Recruitment Status : Completed
First Posted : October 7, 2003
Last Update Posted : August 24, 2010
RATIONALE: Radiolabeled monoclonal antibodies can locate cancer cells and either kill them or deliver radioactive cancer-killing substances to them without harming normal cells. Drugs used in chemotherapy work in different ways to stop cancer cells from dividing so they stop growing or die. Radiation therapy uses high-energy x-rays to damage cancer cells. Donor stem cell transplantation may be able to replace immune cells that were destroyed by radiolabeled monoclonal antibody therapy, chemotherapy and radiation therapy.
PURPOSE: Phase II trial to study the effectiveness of combining radiolabeled monoclonal antibody with cyclophosphamide and total-body irradiation followed by donor stem cell transplantation in treating patients who have advanced acute myeloid leukemia.
|Condition or disease||Intervention/treatment||Phase|
|Leukemia||Drug: cyclophosphamide Drug: methotrexate Procedure: allogeneic bone marrow transplantation Procedure: peripheral blood stem cell transplantation Radiation: iodine I 131 monoclonal antibody BC8 Radiation: radiation therapy||Phase 2|
- Determine the efficacy, in terms of overall survival and disease-free survival, and toxicity of cyclophosphamide and total body irradiation in patients with acute myeloid leukemia beyond first remission receiving HLA-matched related or unrelated hematopoietic stem cell transplantation.
- Determine the maximum tolerated dose (MTD) of iodine I 131 monoclonal antibody BC8 (I131 MOAB BC8) in these patients.

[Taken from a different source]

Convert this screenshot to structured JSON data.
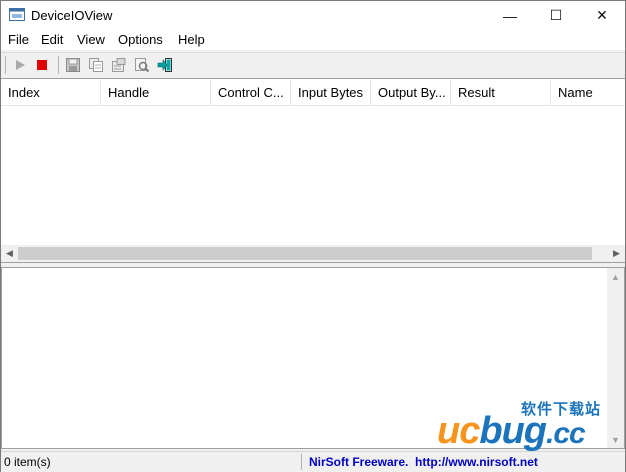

- Estimate the MTD of radiation delivered by I 131 MOAB BC8 to marrow of these patients and assess the effects on growth of marrow stroma in vitro.
OUTLINE: This is radiation dose-escalation study. Patients are stratified according to available donor (related vs unrelated).
Patients receive a biodistribution dose of iodine I 131 monoclonal antibody BC8 (I131 MOAB BC8) IV, then a therapeutic dose of I131 MOAB BC8 IV 6-14 days later (day -12). Patients undergo total body irradiation twice daily on days -6 to -4. Patients receive cyclophosphamide IV on days -3 and -2. Bone marrow cells (or peripheral blood stem cells) are infused on day 0.
Patients with CNS leukemic involvement receive intrathecal methotrexate twice before the transplantation then every other week for 8 weeks beginning on day 32. These patients also receive cranial irradiation beginning on day 32.
Cohorts of 4 patients each receive escalating doses of iodine I 131 attached to a standard dose of monoclonal antibody BC8 until the maximum tolerated dose (MTD) is determined. The MTD is defined as the radiation dose preceding that at which 2 of up to 6 patients experience graft failure.
Patients are followed at 6, 9, and 12 months, every 6 months for 1 year, and then annually thereafter.
PROJECTED ACCRUAL: A total of 40 patients (20 per stratum) will be accrued for this study within 4 years.
|Study Type :||Interventional (Clinical Trial)|
|Estimated Enrollment :||40 participants|
|Official Title:||Radiolabeled BC8 (Anti-CD45) Antibody Combined With Cyclophosphamide and Total Body Irradiation Followed by HLA-matched Related or Unrelated Stem Cell Transplantation as Treatment for Advanced Acute Myeloid Leukemia and Myelodysplastic Syndrome|
|Study Start Date :||February 1999|
|Primary Completion Date :||March 2005|
|Study Completion Date :||March 2005|
To learn more about this study, you or your doctor may contact the study research staff using the contact information provided by the sponsor.
Please refer to this study by its ClinicalTrials.gov identifier (NCT number): NCT00003868
|United States, Washington|
|Fred Hutchinson Cancer Research Center|
|Seattle, Washington, United States, 98109-1024|
|Study Chair:||Eneida Nemecek, MD||Fred Hutchinson Cancer Research Center|